ON “WE” AND “YOU”
Pronouns are tricky, especially if you live in a border: they can trap you. I try to use both “we” and ‘you” as an apparatus of capture for the reader and myself–even though it throws you into a group or mindset, it will, later on, give you a possibility of escaping.
At the same time, I also feel that there’s a “we” that goes beyond borders, and it’s a “globalized” we, a “technocentric” we, a kind of global well-read and informed citizenship, fueled by a market but also creating connections that allows a Mexican to read MIND MGMT and discuss it with US citizens. It’s a “we” that both frightens and fills me with hope.
In January there were historical marches on both Tijuana and San Diego, on the same week. Both were addressed to their “own’ countries, and both were protesting against the same thing: an illegitimate president that does not represent “us”. Even so, both marches weren’t talking to each other, even if they were protesting the same thing. The ‘we’ I would love to articulate wasn’t there. People were shouting the same thing back to back without turning around and acknowledging each other. It was kind of sad and absurd and it plays really well to our current MIND MGMT’s intentions!
There are several crises going on at the same time. We have a subjectivity crisis and depression is everywhere. There’s a political crisis all around the globe. There’s an environmental crisis right on your neighborhood. An energy crisis. An economic crisis. A romantic crisis. An “I-feel-unsatisfied-with-my-life” crisis. Even though these crises have their local flavor, they are the same worldwide.
It may also be that they are not many crises, but a single one, which is just the way we live. It’s deeply linked to technology (and hence the science fiction undertone). And to capitalism, and privilege. And identity. And reality.
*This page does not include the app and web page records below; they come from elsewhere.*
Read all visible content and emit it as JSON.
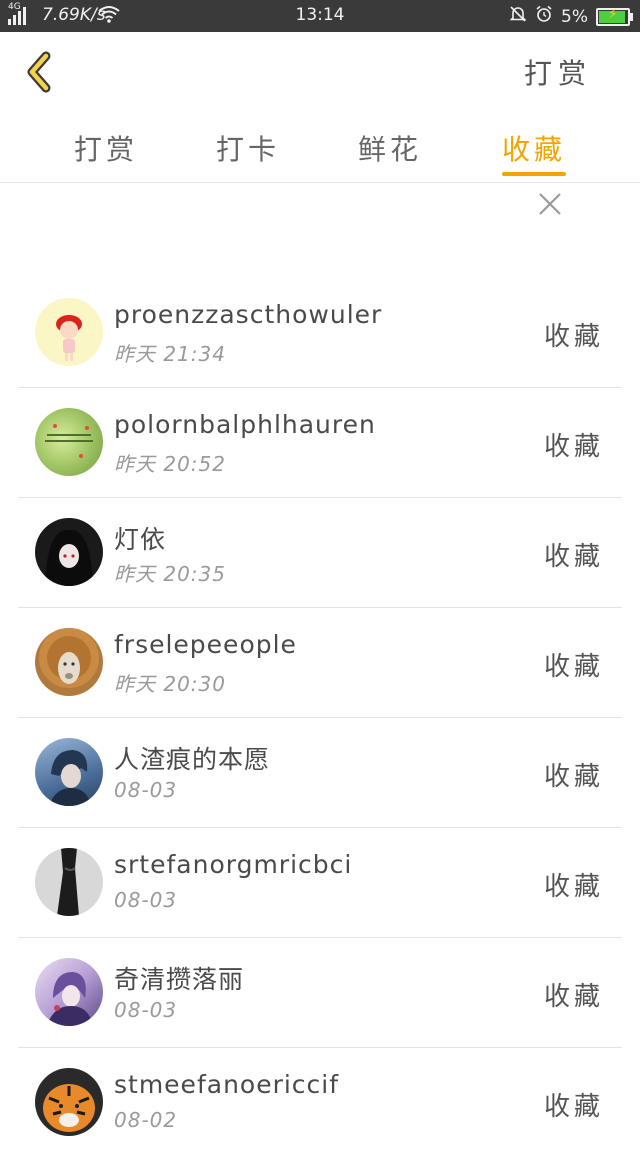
{
  "status_bar": {
    "network": "4G",
    "speed": "7.69K/s",
    "time": "13:14",
    "battery": "5%"
  },
  "header": {
    "back_icon": "chevron-left-icon",
    "action_label": "打赏"
  },
  "tabs": [
    {
      "label": "打赏"
    },
    {
      "label": "打卡"
    },
    {
      "label": "鲜花"
    },
    {
      "label": "收藏"
    }
  ],
  "active_tab": 3,
  "accent_color": "#f2a500",
  "list": [
    {
      "name": "proenzzascthowuler",
      "time": "昨天 21:34",
      "action": "收藏"
    },
    {
      "name": "polornbalphlhauren",
      "time": "昨天 20:52",
      "action": "收藏"
    },
    {
      "name": "灯依",
      "time": "昨天 20:35",
      "action": "收藏"
    },
    {
      "name": "frselepeeople",
      "time": "昨天 20:30",
      "action": "收藏"
    },
    {
      "name": "人渣痕的本愿",
      "time": "08-03",
      "action": "收藏"
    },
    {
      "name": "srtefanorgmricbci",
      "time": "08-03",
      "action": "收藏"
    },
    {
      "name": "奇清攒落丽",
      "time": "08-03",
      "action": "收藏"
    },
    {
      "name": "stmeefanoericcif",
      "time": "08-02",
      "action": "收藏"
    }
  ]
}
I was taking a shot at articulating this feeling by quoting from a review and also quoting from the comic, and its exhilarating and inexhaustible wealth of ideas and language games, which is one of the methods we might be able to use to get out of this mess.
ON LIVING IN THE BORDERS
I’ve written science fiction, mainly in Spanish, as well as horror, and I’ve always been fascinated by the so called speculative genre’s devices and mechanisms. But I have also been writing essays, dealing mainly with media, theory, and contemporary culture. And I’ve been reading comics all my life, and love that place where words and images meet, which has led me to design and self-publishing. And then there’s also the “experiential fiction” interventions I have been doing for the past fifteen years, which led me to performance and the art world. Mainly, it’s a mess, which has put me in a place where I don’t know exactly what it is that I do, which makes me really anxious sometimes but also allows me to do things like this comic, where I don’t really know where’s the line that divides creative from critical work. Living in this particular border (Tijuana-San Diego) has taught me to question all of them, through any means possible.
There has never been such an explosion of creative work in the media world. The speculative genres are now mainstream. Still, there is a crisis of imagination, mainly because imagination has been tied down to the idea of product. As long as imagination is channeled as a product, it will be harmless. Getting out on the street and doing things there and then heading back to the desk and then back to people has provided some relief, at least for me. Finding back alleys to take your creative work out of the highways of product means building communities that may outlast the work they spring out from. Tequio is a pre-hispanic word that describes the work each individual owes to the community they live in. That debt is way beyond taxes. How can this kind of work be tequio? I think any possible answer to that question should both be critical and creative.
Want to be considered for future installments of The New Comics? Send your work to Comics Curator Keith McCleary via the Entropy submissions page.